1998 Air Pollution Chemistry and Physics: Open September 26, 1997 - Closing Date: January 29, 1998 - Closed
This RFA covered research to support the North American Research Strategy for Tropospheric Ozone (NARSTO), a public/private sector cooperative 10-year research effort to both improve the technical understanding of the tropospheric ozone issue and support future evaluations and adjustments to attainment strategies. The EPA/ORD contribution to the NARSTO program emphasized the areas of atmospheric chemistry and modeling, ambient measurement methods, and emissions research. Areas specifically related to PM covered by this RFA included atmospheric chemistry; modeling; and ambient measurement and analysis methods.
1998 Health Effects and Exposures to Particulate Matter and Associated Air Pollutants: Open September 26, 1997 - Closing Date: January 29, 1998 - Closed
This RFA dedicated to PM research covered health effects research areas including: chronic epidemiologic studies with special interest on studies using existing cohorts; mechanisms of PM toxicity including chronic effects of PM exposure and the relationship between acute and chronic biological responses; and dose response relationships for PM toxicity; and studies on the magnitude and variability of the errors in the assessment of exposure due to measurement error.
This RFA covered research to support the North American Research Strategy for Tropospheric Ozone (NARSTO), a public/private sector cooperative 10-year research effort to both improve the technical understanding of the tropospheric ozone issue and support future evaluations and adjustments to attainment strategies.
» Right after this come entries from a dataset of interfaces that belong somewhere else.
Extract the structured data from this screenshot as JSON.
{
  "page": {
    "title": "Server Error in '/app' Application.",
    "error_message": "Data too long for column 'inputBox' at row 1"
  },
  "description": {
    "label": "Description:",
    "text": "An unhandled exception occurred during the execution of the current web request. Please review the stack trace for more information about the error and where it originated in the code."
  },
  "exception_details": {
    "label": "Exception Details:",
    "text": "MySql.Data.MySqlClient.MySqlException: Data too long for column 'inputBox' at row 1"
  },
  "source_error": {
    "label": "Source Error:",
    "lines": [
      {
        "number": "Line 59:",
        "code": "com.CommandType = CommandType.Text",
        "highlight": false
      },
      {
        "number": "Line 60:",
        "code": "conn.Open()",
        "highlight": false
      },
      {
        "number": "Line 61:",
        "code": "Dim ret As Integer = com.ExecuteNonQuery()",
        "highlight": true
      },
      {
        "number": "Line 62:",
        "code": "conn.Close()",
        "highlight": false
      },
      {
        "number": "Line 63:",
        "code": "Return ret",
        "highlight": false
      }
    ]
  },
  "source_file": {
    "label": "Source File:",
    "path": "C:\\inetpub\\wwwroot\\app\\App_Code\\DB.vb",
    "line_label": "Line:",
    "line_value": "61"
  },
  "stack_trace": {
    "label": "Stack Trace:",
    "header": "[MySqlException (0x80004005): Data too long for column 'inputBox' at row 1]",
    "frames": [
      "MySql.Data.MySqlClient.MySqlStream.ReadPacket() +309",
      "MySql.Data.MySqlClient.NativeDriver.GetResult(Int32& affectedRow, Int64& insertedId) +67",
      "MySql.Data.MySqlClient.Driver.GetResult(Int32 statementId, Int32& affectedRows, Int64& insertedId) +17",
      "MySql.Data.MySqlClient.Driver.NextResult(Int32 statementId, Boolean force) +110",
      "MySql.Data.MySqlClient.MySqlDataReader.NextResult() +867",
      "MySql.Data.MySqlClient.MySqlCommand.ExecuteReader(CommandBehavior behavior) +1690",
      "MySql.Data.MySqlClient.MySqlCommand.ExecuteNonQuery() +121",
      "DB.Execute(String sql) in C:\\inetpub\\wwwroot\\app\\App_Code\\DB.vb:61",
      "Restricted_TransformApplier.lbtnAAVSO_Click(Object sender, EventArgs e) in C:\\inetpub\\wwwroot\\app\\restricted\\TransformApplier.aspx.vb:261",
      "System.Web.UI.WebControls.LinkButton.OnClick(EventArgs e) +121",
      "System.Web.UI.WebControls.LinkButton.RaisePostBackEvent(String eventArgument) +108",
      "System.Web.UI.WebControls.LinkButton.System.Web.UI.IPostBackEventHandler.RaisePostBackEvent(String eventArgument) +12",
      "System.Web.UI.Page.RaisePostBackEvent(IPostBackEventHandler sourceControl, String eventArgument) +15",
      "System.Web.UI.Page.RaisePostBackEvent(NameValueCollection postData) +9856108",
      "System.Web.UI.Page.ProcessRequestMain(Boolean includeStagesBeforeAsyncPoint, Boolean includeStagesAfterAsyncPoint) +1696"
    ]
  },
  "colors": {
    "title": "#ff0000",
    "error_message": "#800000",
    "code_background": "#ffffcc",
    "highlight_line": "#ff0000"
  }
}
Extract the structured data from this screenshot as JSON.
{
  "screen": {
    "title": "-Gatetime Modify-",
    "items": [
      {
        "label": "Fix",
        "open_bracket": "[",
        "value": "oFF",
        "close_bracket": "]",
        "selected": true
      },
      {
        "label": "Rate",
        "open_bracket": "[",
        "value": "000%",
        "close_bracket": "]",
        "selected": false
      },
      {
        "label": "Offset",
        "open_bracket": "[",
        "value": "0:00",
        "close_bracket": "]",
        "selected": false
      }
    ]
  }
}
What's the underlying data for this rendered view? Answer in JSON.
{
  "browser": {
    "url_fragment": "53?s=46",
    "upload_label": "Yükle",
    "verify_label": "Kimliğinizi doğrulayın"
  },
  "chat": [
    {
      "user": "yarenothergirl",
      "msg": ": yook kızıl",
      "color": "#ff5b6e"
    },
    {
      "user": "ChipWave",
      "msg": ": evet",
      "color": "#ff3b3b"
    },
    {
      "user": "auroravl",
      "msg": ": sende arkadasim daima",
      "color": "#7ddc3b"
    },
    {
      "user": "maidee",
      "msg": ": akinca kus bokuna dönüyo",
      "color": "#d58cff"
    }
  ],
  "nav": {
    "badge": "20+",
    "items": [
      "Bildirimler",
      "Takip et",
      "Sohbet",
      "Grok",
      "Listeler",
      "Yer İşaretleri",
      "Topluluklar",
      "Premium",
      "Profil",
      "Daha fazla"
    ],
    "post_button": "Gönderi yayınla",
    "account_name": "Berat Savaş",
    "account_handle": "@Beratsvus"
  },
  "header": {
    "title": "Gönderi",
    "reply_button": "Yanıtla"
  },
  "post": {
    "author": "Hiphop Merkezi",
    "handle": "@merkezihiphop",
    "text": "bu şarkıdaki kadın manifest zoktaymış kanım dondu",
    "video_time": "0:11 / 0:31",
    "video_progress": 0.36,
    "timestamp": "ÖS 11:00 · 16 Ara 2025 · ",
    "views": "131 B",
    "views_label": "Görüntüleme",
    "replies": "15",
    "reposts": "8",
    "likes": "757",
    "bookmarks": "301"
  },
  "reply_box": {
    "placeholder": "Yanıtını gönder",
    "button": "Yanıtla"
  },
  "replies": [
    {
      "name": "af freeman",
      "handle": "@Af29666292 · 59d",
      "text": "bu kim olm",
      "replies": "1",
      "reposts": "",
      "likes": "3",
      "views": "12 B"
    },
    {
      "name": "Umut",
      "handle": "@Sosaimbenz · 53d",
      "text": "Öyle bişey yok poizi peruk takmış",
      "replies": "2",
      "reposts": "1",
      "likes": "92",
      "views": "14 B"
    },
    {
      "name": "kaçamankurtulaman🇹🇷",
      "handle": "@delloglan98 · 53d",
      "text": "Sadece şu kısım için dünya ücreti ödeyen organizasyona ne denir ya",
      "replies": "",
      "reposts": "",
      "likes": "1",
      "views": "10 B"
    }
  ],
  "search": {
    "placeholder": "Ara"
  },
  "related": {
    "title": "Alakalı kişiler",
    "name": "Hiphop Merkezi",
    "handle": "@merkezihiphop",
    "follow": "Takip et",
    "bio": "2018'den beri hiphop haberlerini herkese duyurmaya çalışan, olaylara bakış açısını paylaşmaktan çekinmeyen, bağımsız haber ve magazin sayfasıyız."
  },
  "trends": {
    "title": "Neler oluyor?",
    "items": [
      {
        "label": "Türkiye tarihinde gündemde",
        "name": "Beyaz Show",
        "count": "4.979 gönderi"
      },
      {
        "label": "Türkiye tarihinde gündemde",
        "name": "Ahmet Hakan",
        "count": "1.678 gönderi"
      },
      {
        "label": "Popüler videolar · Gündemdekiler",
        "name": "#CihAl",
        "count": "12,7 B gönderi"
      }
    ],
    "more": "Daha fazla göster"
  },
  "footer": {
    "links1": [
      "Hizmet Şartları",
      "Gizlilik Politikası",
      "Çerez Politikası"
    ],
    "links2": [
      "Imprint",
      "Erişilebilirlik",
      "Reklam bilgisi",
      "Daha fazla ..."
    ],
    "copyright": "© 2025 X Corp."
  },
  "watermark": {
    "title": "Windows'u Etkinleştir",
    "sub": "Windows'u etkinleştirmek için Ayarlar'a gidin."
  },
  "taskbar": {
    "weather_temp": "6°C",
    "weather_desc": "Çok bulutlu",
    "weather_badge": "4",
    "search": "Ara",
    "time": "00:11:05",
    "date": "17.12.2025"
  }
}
The EPA/ORD contribution to the NARSTO program emphasized the areas of atmospheric chemistry and modeling, ambient measurement methods, and emissions research. The RFA acknowledged the overlap of research needs for PM and tropospheric ozone and called for exploration of the most important unknowns in tropospheric ozone chemistry: atmospheric oxidation reactions which also play an important role in aerosol formation and modeling the transport and fate of both ozone and particulates.This RFA was NCER's first RFA dedicated solely to PM health effects research. The RFA called for research projects in the following areas:
- Causal mechanisms of PM toxicity including clinical, epidemiological, toxicological, and in vitro research for pulmonary, cardiovascular, and immunological effects.
- Dose-response relationships for PM toxicity.
- Reducing uncertainties in exposure assessment for PM and associated copollutants.
- Characterization of individual and population exposures to PM (concentration, size, composition, fine mode versus coarse mode, etc.) and copollutants, including relationships between personal exposure to ambient PM, indoor PM, and total PM.
- New epidemiological studies to better define relationships between exposure to PM and other atmospheric constituents and adverse health effects.
- The composition of little understood components of PM such as organic compounds (non-volatile and semi-volatile), primary biological materials, and species dissolved in liquid particles.1996This RFA covered a number of air quality issues including air toxics. The questions posed by the RFA included:
- Are there public health risks that result from a) exposures to recurrent acute exposures from both point and area sources, b) chronic exposures from individual facilities or the combined exposures from multiple facilities, and c) mixtures which impact the same or different organ systems?
- Can susceptible subpopulations be identified that are at increased risk due to higher exposures or biological sensitivities?
- What are the emissions of air toxic pollutants from sources of concern in urban areas? The RFA requested projects that used multi disciplinary approaches to investigate source identification and characterization, exposure characterization (modeling/monitoring), and characterization of health outcomes as related to exposure. Eleven projects funded under this RFA were dealing with PM.